Component data from apps and pages
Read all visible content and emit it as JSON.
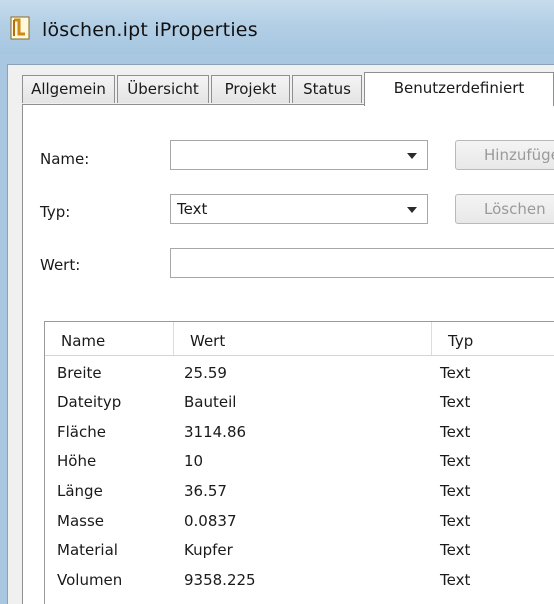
{
  "window": {
    "title": "löschen.ipt iProperties"
  },
  "tabs": [
    {
      "label": "Allgemein"
    },
    {
      "label": "Übersicht"
    },
    {
      "label": "Projekt"
    },
    {
      "label": "Status"
    },
    {
      "label": "Benutzerdefiniert",
      "active": true
    }
  ],
  "form": {
    "name_label": "Name:",
    "name_value": "",
    "typ_label": "Typ:",
    "typ_value": "Text",
    "wert_label": "Wert:",
    "wert_value": "",
    "add_button": "Hinzufügen",
    "delete_button": "Löschen"
  },
  "list": {
    "columns": [
      "Name",
      "Wert",
      "Typ"
    ],
    "rows": [
      [
        "Breite",
        "25.59",
        "Text"
      ],
      [
        "Dateityp",
        "Bauteil",
        "Text"
      ],
      [
        "Fläche",
        "3114.86",
        "Text"
      ],
      [
        "Höhe",
        "10",
        "Text"
      ],
      [
        "Länge",
        "36.57",
        "Text"
      ],
      [
        "Masse",
        "0.0837",
        "Text"
      ],
      [
        "Material",
        "Kupfer",
        "Text"
      ],
      [
        "Volumen",
        "9358.225",
        "Text"
      ]
    ]
  },
  "colors": {
    "titlebar": "#b3cfe6",
    "frame": "#a9c7e1",
    "panel": "#ffffff",
    "disabled_text": "#9a9a9a"
  },
  "icons": {
    "app": "inventor-document-icon",
    "dropdown": "dropdown-arrow-icon"
  }
}
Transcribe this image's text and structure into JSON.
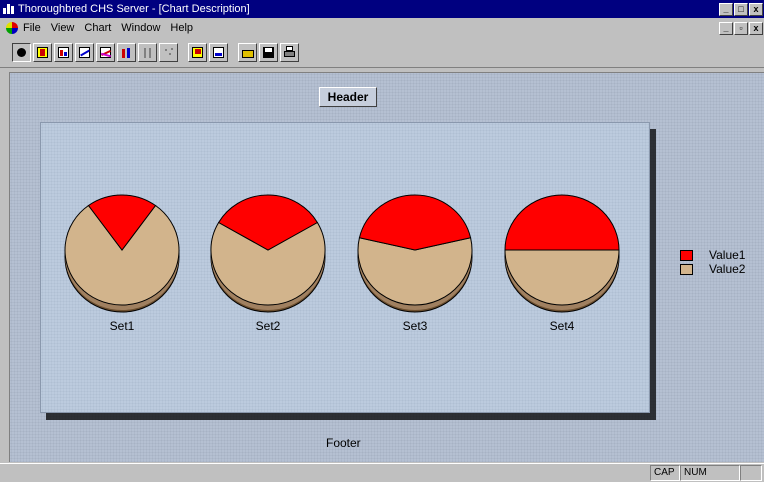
{
  "window": {
    "title": "Thoroughbred CHS Server - [Chart Description]",
    "minimize_glyph": "_",
    "maximize_glyph": "□",
    "close_glyph": "x",
    "restore_glyph": "▫"
  },
  "menu": {
    "items": [
      "File",
      "View",
      "Chart",
      "Window",
      "Help"
    ]
  },
  "toolbar": {
    "buttons": [
      "pie-chart-icon",
      "text-icon",
      "bar-chart-icon",
      "line-chart-icon",
      "area-chart-icon",
      "column-chart-icon",
      "stacked-chart-icon",
      "scatter-chart-icon",
      "edit-icon",
      "layout-icon",
      "open-folder-icon",
      "save-icon",
      "print-icon"
    ]
  },
  "chart": {
    "header": "Header",
    "footer": "Footer",
    "colors": {
      "Value1": "#ff0000",
      "Value2": "#d2b48c"
    }
  },
  "chart_data": {
    "type": "pie",
    "categories": [
      "Set1",
      "Set2",
      "Set3",
      "Set4"
    ],
    "series": [
      {
        "name": "Value1",
        "values": [
          1,
          2,
          3,
          4
        ]
      },
      {
        "name": "Value2",
        "values": [
          4,
          4,
          4,
          4
        ]
      }
    ],
    "title": "Header",
    "footer": "Footer",
    "legend_position": "right"
  },
  "status": {
    "cap": "CAP",
    "num": "NUM"
  }
}
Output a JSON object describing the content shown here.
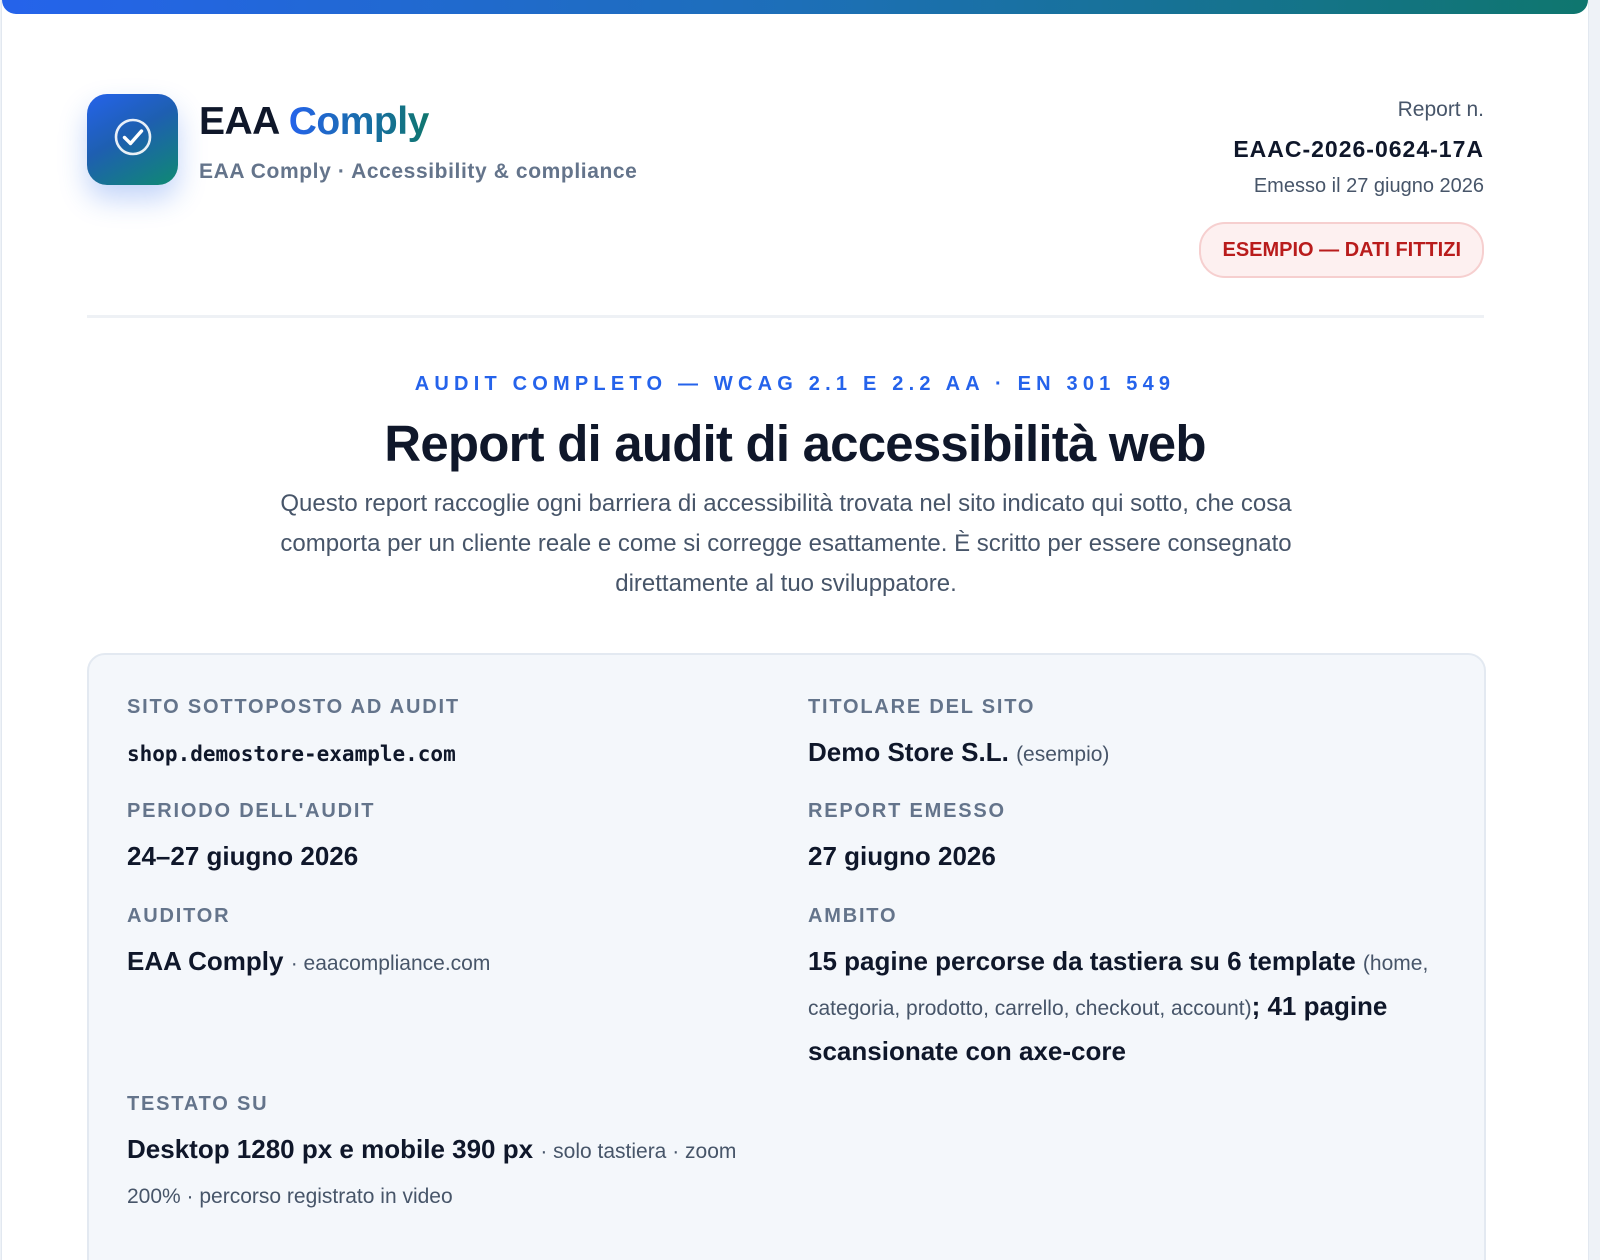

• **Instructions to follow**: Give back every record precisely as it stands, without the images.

• **Response area**:
Read all visible content and emit it as JSON.
{
  "window": {
    "title": "löschen.ipt iProperties"
  },
  "tabs": [
    {
      "label": "Allgemein"
    },
    {
      "label": "Übersicht"
    },
    {
      "label": "Projekt"
    },
    {
      "label": "Status"
    },
    {
      "label": "Benutzerdefiniert",
      "active": true
    }
  ],
  "form": {
    "name_label": "Name:",
    "name_value": "",
    "typ_label": "Typ:",
    "typ_value": "Text",
    "wert_label": "Wert:",
    "wert_value": "",
    "add_button": "Hinzufügen",
    "delete_button": "Löschen"
  },
  "list": {
    "columns": [
      "Name",
      "Wert",
      "Typ"
    ],
    "rows": [
      [
        "Breite",
        "25.59",
        "Text"
      ],
      [
        "Dateityp",
        "Bauteil",
        "Text"
      ],
      [
        "Fläche",
        "3114.86",
        "Text"
      ],
      [
        "Höhe",
        "10",
        "Text"
      ],
      [
        "Länge",
        "36.57",
        "Text"
      ],
      [
        "Masse",
        "0.0837",
        "Text"
      ],
      [
        "Material",
        "Kupfer",
        "Text"
      ],
      [
        "Volumen",
        "9358.225",
        "Text"
      ]
    ]
  },
  "colors": {
    "titlebar": "#b3cfe6",
    "frame": "#a9c7e1",
    "panel": "#ffffff",
    "disabled_text": "#9a9a9a"
  },
  "icons": {
    "app": "inventor-document-icon",
    "dropdown": "dropdown-arrow-icon"
  }
}
Transcribe this image's text and structure into JSON.
{
  "window": {
    "title": "Thoroughbred CHS Server - [Chart Description]",
    "minimize_glyph": "_",
    "maximize_glyph": "□",
    "close_glyph": "x",
    "restore_glyph": "▫"
  },
  "menu": {
    "items": [
      "File",
      "View",
      "Chart",
      "Window",
      "Help"
    ]
  },
  "toolbar": {
    "buttons": [
      "pie-chart-icon",
      "text-icon",
      "bar-chart-icon",
      "line-chart-icon",
      "area-chart-icon",
      "column-chart-icon",
      "stacked-chart-icon",
      "scatter-chart-icon",
      "edit-icon",
      "layout-icon",
      "open-folder-icon",
      "save-icon",
      "print-icon"
    ]
  },
  "chart": {
    "header": "Header",
    "footer": "Footer",
    "colors": {
      "Value1": "#ff0000",
      "Value2": "#d2b48c"
    }
  },
  "chart_data": {
    "type": "pie",
    "categories": [
      "Set1",
      "Set2",
      "Set3",
      "Set4"
    ],
    "series": [
      {
        "name": "Value1",
        "values": [
          1,
          2,
          3,
          4
        ]
      },
      {
        "name": "Value2",
        "values": [
          4,
          4,
          4,
          4
        ]
      }
    ],
    "title": "Header",
    "footer": "Footer",
    "legend_position": "right"
  },
  "status": {
    "cap": "CAP",
    "num": "NUM"
  }
}
Output a JSON object describing the content shown here.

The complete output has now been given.